*About this exercise*: Omit images. Retype all entries verbatim.

:: Information shown ::

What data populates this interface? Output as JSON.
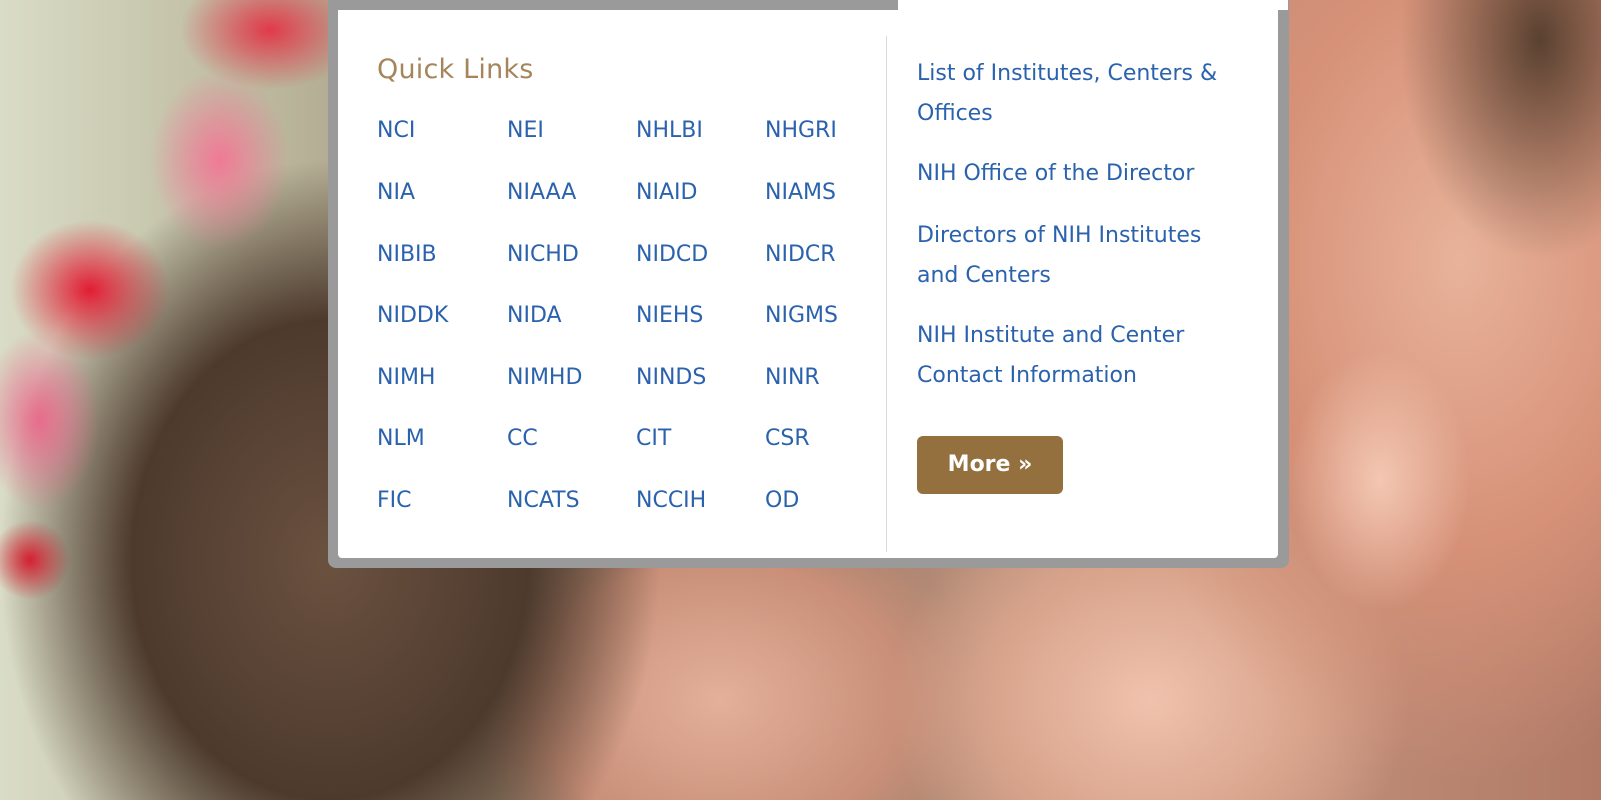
{
  "quick_links": {
    "title": "Quick Links",
    "grid": [
      [
        "NCI",
        "NEI",
        "NHLBI",
        "NHGRI"
      ],
      [
        "NIA",
        "NIAAA",
        "NIAID",
        "NIAMS"
      ],
      [
        "NIBIB",
        "NICHD",
        "NIDCD",
        "NIDCR"
      ],
      [
        "NIDDK",
        "NIDA",
        "NIEHS",
        "NIGMS"
      ],
      [
        "NIMH",
        "NIMHD",
        "NINDS",
        "NINR"
      ],
      [
        "NLM",
        "CC",
        "CIT",
        "CSR"
      ],
      [
        "FIC",
        "NCATS",
        "NCCIH",
        "OD"
      ]
    ],
    "related": [
      "List of Institutes, Centers & Offices",
      "NIH Office of the Director",
      "Directors of NIH Institutes and Centers",
      "NIH Institute and Center Contact Information"
    ],
    "more_label": "More »"
  },
  "colors": {
    "link": "#2b62ad",
    "title": "#a5855c",
    "button": "#94703f"
  }
}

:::

*Solution below*:
What data populates this interface? Output as JSON.
{
  "quick_links": {
    "title": "Quick Links",
    "grid": [
      [
        "NCI",
        "NEI",
        "NHLBI",
        "NHGRI"
      ],
      [
        "NIA",
        "NIAAA",
        "NIAID",
        "NIAMS"
      ],
      [
        "NIBIB",
        "NICHD",
        "NIDCD",
        "NIDCR"
      ],
      [
        "NIDDK",
        "NIDA",
        "NIEHS",
        "NIGMS"
      ],
      [
        "NIMH",
        "NIMHD",
        "NINDS",
        "NINR"
      ],
      [
        "NLM",
        "CC",
        "CIT",
        "CSR"
      ],
      [
        "FIC",
        "NCATS",
        "NCCIH",
        "OD"
      ]
    ],
    "related": [
      "List of Institutes, Centers & Offices",
      "NIH Office of the Director",
      "Directors of NIH Institutes and Centers",
      "NIH Institute and Center Contact Information"
    ],
    "more_label": "More »"
  },
  "colors": {
    "link": "#2b62ad",
    "title": "#a5855c",
    "button": "#94703f"
  }
}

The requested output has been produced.